Time breakdown:
Mechanical build 1 day
Reverse engineering servo board 0.5 days
Hooking up to Android phone + writing some visualization code 0.5 days
Blogging about it 🙂 0.5 days
Total: 2.5 days

Future Plans – Q Learning

My plan is to hang him loosely upright by a piece of string, and then make a neural network in tensor flow to control him to try to get him to stand full upright, but not having to deal with recovering from a collapsed lying-down position.

Specifically, I want to get him to balance upright using Q learning.  One thing I’m worried about is the sheer amount of time required to physically do each tests.  When you have a scenario where each test takes a long time compared to the compute power, this just screams out for Bayesian learning.   So…  Bayesian Q-parameter estimation?  Is there such a thing?  A 10 second google search doesn’t find anything.  Or Bayesian policy network tuning?    I need to have a think about it 🙂

Lie Detector

I put together a ‘lie detector’ testing for galvanic skin response.

I didn’t work.  I tested various obvious different ideas, such as looking at variances from a sliding window mean etc, but didn’t get anywhere.

It does light up if I hyperventilate though, which is er, useful?  It is also, interestingly, lights up when my daughter uses it and shouts out swear words, which she finds highly amusing.  I think it’s just detecting her jerking her hand around though.  She doesn’t exactly sit still.


I used an op-amp to magnify the signal 200 times analogue-y (er, as opposed to digitally..), but I now wonder if I could use a high resolution (e.g. 40bit) digital to analog converter directly, and do more processing in software.

Perhaps even use a neural network to train to train it to detect lies.

I did order a 40bit AD evaluation board from TI, but haven’t had the chance to actually use it yet.


Electronics for children

I’ve been trying to introduce my daughter, 6 years old, to electronics.  I started her on the Velleman MK100 Electronic Christmas Tree which went fairly smoothly.

Then we progressed to a Velleman MK127 Microbug which was a lot more difficult.

The problem with these kits is that beginners will make mistakes that will be unable to recover from.  Not only that, but they don’t explain how they work so you can’t debug them or understand what you are doing.

On top of that, the bots can be outright hackish – for example, requiring you to scrap the edge of the motors, and then solder the chasis of the motor directly to the board at an angle!   And this is even more difficult than it sounds, since the motor is highly magnetic and so requires a steady strong hand to keep the soldering iron still.

This was the result:

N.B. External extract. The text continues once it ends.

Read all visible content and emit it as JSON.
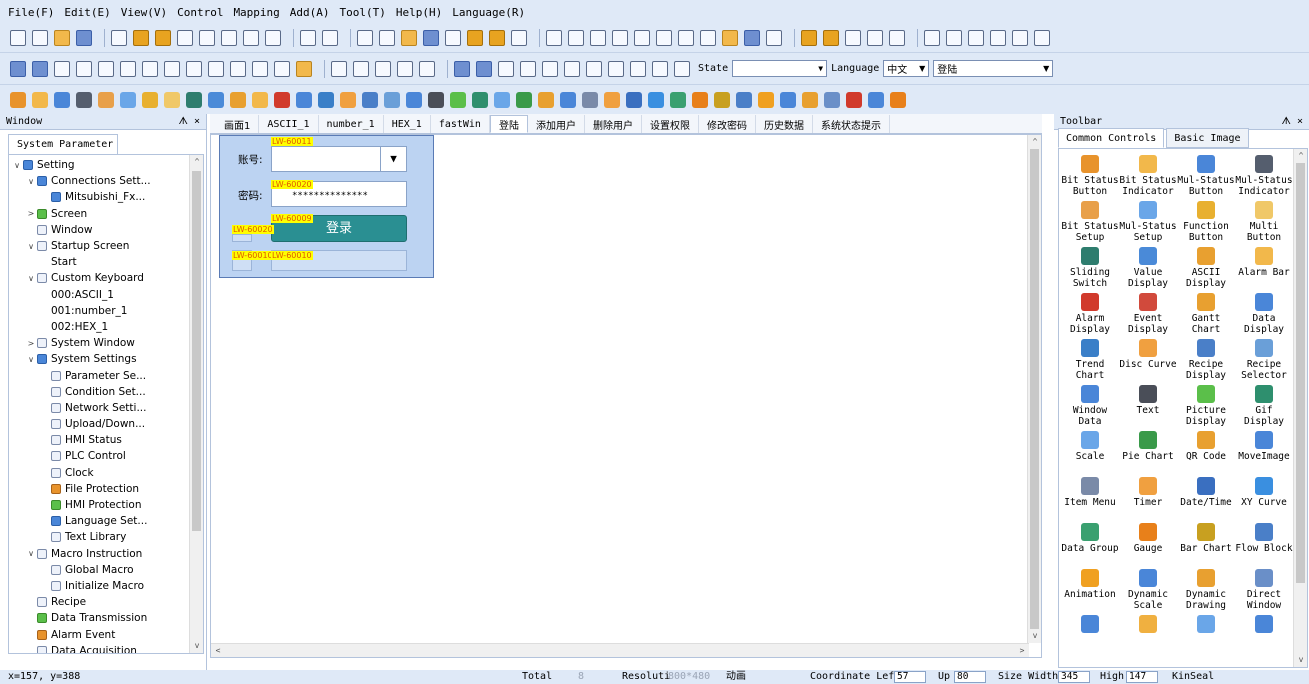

Notice the four wires from the motor. This was because we put the motors in the wrong way around, despite following the instructions. So I had to reverse the motors. This sort of repair is probably beyond a child. But worse:

Notice the yellow and white wires? This is another repair job after finding that the light sensitive resistor had broken the bottom of the board and was not making a proper connection. Pretty much impossible to detect this for a novice or if you didn’t have a voltmeter.

I’m not sure what the solution is. In the past I’ve used various non-soldering electronics kits, but they all have their own disadvantages.


Self Balancing Robot

This was my first electronics project – a simple self-balancing robot.

The wheels and chassis are from a toy truck.  Onto that I salotaped a breadboard with two Light-Dependant-Resistors, attached in series.  On one end I feed 5V, on the other end, ground.  This gives a voltage divider.  And in the middle I connect that to a resistor and a capacitor in parallel.  This gives me a Proportional Derivative signal (out of a PID controller).

This means that we can read off the current ratio of brightness that the two LDRs see, then add on to that signal the rate at which they are changing.  This helps prevent driving the motors too fast when we already moving rapidly towards the balancing point.

We then read this analog voltage on the Arduino, and use it to control the direction of the motors.

There is a huge amount of gear slop which is why it can only barely balance.